ALLEVIATING ALTERNATIVE CONCEPTIONS AND CONCEPTUAL DIFFICULTIES IN GRADE 10 MECHANICS

M.P. Rankhumise

Central University of Technology (SOUTH AFRICA)
Science learners come to class with pre-instructional ideas that may influence the acquisition of science concepts. A basic assumption of the constructivist learning theory is that these pre-instructional ideas should be taken into account in constructing learners' conceptual frameworks in science classes. Several conceptual change strategies have been studied in order to alter unscientific (called alternative) conceptions towards the scientifically accepted conceptions. The challenging task of the science educator is to select appropriate teaching strategies and techniques that will enhance learning.

The study reported here investigates the effectiveness of an activity-based approach in the teaching of energy in Grade 10 Physical Sciences. The approach takes into account the prior beliefs adhered to by learners. A learning sequence was developed, presenting a variety of problems in such a way and order that learners' conceptions could progressively be changed from their alternative conceptions to the scientific conceptions. The sequence progressed from contextual to conceptual to formal activities. Co-operative learning, inquiry, verbalisation and analogous reasoning techniques were used to guide learners in the acquisition of the scientific concepts.
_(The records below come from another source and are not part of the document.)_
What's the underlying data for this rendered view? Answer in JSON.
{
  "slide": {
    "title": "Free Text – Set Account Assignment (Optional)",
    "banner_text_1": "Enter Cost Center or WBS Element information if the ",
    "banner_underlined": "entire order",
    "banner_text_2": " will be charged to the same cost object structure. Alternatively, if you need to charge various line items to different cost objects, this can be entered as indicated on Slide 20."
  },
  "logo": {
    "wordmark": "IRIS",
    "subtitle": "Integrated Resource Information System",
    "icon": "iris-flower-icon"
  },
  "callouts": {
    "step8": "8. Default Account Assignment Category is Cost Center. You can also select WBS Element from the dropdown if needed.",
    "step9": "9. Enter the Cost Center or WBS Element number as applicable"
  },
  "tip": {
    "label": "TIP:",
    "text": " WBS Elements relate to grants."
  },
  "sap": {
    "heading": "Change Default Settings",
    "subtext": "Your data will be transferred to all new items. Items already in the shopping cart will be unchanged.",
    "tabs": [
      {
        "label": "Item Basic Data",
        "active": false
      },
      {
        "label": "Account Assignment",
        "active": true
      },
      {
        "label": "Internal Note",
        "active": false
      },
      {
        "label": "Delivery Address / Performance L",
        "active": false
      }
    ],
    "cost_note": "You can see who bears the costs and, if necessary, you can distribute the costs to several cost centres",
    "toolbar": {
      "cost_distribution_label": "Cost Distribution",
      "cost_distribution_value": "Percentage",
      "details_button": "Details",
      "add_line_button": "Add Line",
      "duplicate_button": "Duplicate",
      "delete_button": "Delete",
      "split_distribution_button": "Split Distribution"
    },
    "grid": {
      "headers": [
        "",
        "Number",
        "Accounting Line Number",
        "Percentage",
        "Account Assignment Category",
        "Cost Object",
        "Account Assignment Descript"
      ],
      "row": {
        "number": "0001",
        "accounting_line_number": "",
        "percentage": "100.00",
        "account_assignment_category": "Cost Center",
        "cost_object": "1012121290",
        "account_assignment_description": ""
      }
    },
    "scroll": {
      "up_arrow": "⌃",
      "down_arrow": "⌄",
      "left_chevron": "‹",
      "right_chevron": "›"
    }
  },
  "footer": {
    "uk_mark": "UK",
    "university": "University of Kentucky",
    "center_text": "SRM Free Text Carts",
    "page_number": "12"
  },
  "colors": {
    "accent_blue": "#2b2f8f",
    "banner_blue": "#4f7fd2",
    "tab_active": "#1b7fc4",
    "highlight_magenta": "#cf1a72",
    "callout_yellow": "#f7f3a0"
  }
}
The approach is based on the assertion that learners' scientific knowledge and understanding are socially constructed through talk, activity and interaction around meaningful problems and tools. Consequently, this activity-based strategy is in line with contemporary learner-centred approaches as manifested in the National Curriculum Statement for FET physical sciences.

The research population consisted of fifty five (55) physical science learners enrolled at one High School in a rural village, in the Gauteng Province. The questionnaire that served as pre- and post-test probed into learners' alternative conceptions of energy. The effectiveness of the intervention was indicated by the amount of conceptual change accomplished that followed from a calculation of the normalised learning gain.